[REQUIRED WORK]
Every line below should be repeated exactly as written.
START EXERCISE MATERIAL
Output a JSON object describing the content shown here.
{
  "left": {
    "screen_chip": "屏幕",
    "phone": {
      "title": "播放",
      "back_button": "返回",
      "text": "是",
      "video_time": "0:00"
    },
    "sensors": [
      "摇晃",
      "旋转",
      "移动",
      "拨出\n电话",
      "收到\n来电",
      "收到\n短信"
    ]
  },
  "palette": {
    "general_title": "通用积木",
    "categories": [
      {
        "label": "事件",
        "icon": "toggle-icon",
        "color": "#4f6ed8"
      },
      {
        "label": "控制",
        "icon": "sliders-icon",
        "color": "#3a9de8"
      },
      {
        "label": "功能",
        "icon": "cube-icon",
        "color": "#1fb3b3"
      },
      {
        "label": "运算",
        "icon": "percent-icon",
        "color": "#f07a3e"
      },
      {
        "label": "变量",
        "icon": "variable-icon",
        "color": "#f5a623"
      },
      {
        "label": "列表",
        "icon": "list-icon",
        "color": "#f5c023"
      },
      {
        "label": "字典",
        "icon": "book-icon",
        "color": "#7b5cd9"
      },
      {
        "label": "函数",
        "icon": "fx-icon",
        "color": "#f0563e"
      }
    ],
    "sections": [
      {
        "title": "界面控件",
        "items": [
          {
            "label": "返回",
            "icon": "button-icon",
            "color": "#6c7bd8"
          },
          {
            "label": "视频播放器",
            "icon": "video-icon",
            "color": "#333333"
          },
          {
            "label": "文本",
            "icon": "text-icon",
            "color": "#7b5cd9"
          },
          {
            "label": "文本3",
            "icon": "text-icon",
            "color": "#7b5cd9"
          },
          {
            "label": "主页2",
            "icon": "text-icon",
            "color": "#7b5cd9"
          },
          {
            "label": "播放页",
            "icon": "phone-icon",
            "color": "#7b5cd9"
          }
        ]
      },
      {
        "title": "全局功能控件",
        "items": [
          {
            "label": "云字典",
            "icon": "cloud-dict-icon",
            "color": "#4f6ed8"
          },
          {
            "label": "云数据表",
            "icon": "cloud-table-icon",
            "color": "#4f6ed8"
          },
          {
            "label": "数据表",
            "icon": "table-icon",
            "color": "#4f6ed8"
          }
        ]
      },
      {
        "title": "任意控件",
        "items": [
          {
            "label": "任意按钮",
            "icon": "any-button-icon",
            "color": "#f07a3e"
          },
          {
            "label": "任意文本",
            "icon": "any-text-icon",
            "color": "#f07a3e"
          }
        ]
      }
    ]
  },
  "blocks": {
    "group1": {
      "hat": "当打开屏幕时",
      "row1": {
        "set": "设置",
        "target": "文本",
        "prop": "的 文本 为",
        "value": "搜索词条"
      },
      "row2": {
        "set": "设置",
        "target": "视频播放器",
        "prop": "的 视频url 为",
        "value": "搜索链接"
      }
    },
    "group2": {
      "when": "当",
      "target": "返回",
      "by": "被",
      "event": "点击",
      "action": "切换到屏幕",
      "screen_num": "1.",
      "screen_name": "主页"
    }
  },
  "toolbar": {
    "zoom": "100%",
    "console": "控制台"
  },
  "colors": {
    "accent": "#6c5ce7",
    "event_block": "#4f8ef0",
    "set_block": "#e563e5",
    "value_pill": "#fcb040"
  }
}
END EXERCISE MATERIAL
[TASK OUTPUT]
Output a JSON object describing the content shown here.
{
  "left": {
    "screen_chip": "屏幕",
    "phone": {
      "title": "播放",
      "back_button": "返回",
      "text": "是",
      "video_time": "0:00"
    },
    "sensors": [
      "摇晃",
      "旋转",
      "移动",
      "拨出\n电话",
      "收到\n来电",
      "收到\n短信"
    ]
  },
  "palette": {
    "general_title": "通用积木",
    "categories": [
      {
        "label": "事件",
        "icon": "toggle-icon",
        "color": "#4f6ed8"
      },
      {
        "label": "控制",
        "icon": "sliders-icon",
        "color": "#3a9de8"
      },
      {
        "label": "功能",
        "icon": "cube-icon",
        "color": "#1fb3b3"
      },
      {
        "label": "运算",
        "icon": "percent-icon",
        "color": "#f07a3e"
      },
      {
        "label": "变量",
        "icon": "variable-icon",
        "color": "#f5a623"
      },
      {
        "label": "列表",
        "icon": "list-icon",
        "color": "#f5c023"
      },
      {
        "label": "字典",
        "icon": "book-icon",
        "color": "#7b5cd9"
      },
      {
        "label": "函数",
        "icon": "fx-icon",
        "color": "#f0563e"
      }
    ],
    "sections": [
      {
        "title": "界面控件",
        "items": [
          {
            "label": "返回",
            "icon": "button-icon",
            "color": "#6c7bd8"
          },
          {
            "label": "视频播放器",
            "icon": "video-icon",
            "color": "#333333"
          },
          {
            "label": "文本",
            "icon": "text-icon",
            "color": "#7b5cd9"
          },
          {
            "label": "文本3",
            "icon": "text-icon",
            "color": "#7b5cd9"
          },
          {
            "label": "主页2",
            "icon": "text-icon",
            "color": "#7b5cd9"
          },
          {
            "label": "播放页",
            "icon": "phone-icon",
            "color": "#7b5cd9"
          }
        ]
      },
      {
        "title": "全局功能控件",
        "items": [
          {
            "label": "云字典",
            "icon": "cloud-dict-icon",
            "color": "#4f6ed8"
          },
          {
            "label": "云数据表",
            "icon": "cloud-table-icon",
            "color": "#4f6ed8"
          },
          {
            "label": "数据表",
            "icon": "table-icon",
            "color": "#4f6ed8"
          }
        ]
      },
      {
        "title": "任意控件",
        "items": [
          {
            "label": "任意按钮",
            "icon": "any-button-icon",
            "color": "#f07a3e"
          },
          {
            "label": "任意文本",
            "icon": "any-text-icon",
            "color": "#f07a3e"
          }
        ]
      }
    ]
  },
  "blocks": {
    "group1": {
      "hat": "当打开屏幕时",
      "row1": {
        "set": "设置",
        "target": "文本",
        "prop": "的 文本 为",
        "value": "搜索词条"
      },
      "row2": {
        "set": "设置",
        "target": "视频播放器",
        "prop": "的 视频url 为",
        "value": "搜索链接"
      }
    },
    "group2": {
      "when": "当",
      "target": "返回",
      "by": "被",
      "event": "点击",
      "action": "切换到屏幕",
      "screen_num": "1.",
      "screen_name": "主页"
    }
  },
  "toolbar": {
    "zoom": "100%",
    "console": "控制台"
  },
  "colors": {
    "accent": "#6c5ce7",
    "event_block": "#4f8ef0",
    "set_block": "#e563e5",
    "value_pill": "#fcb040"
  }
}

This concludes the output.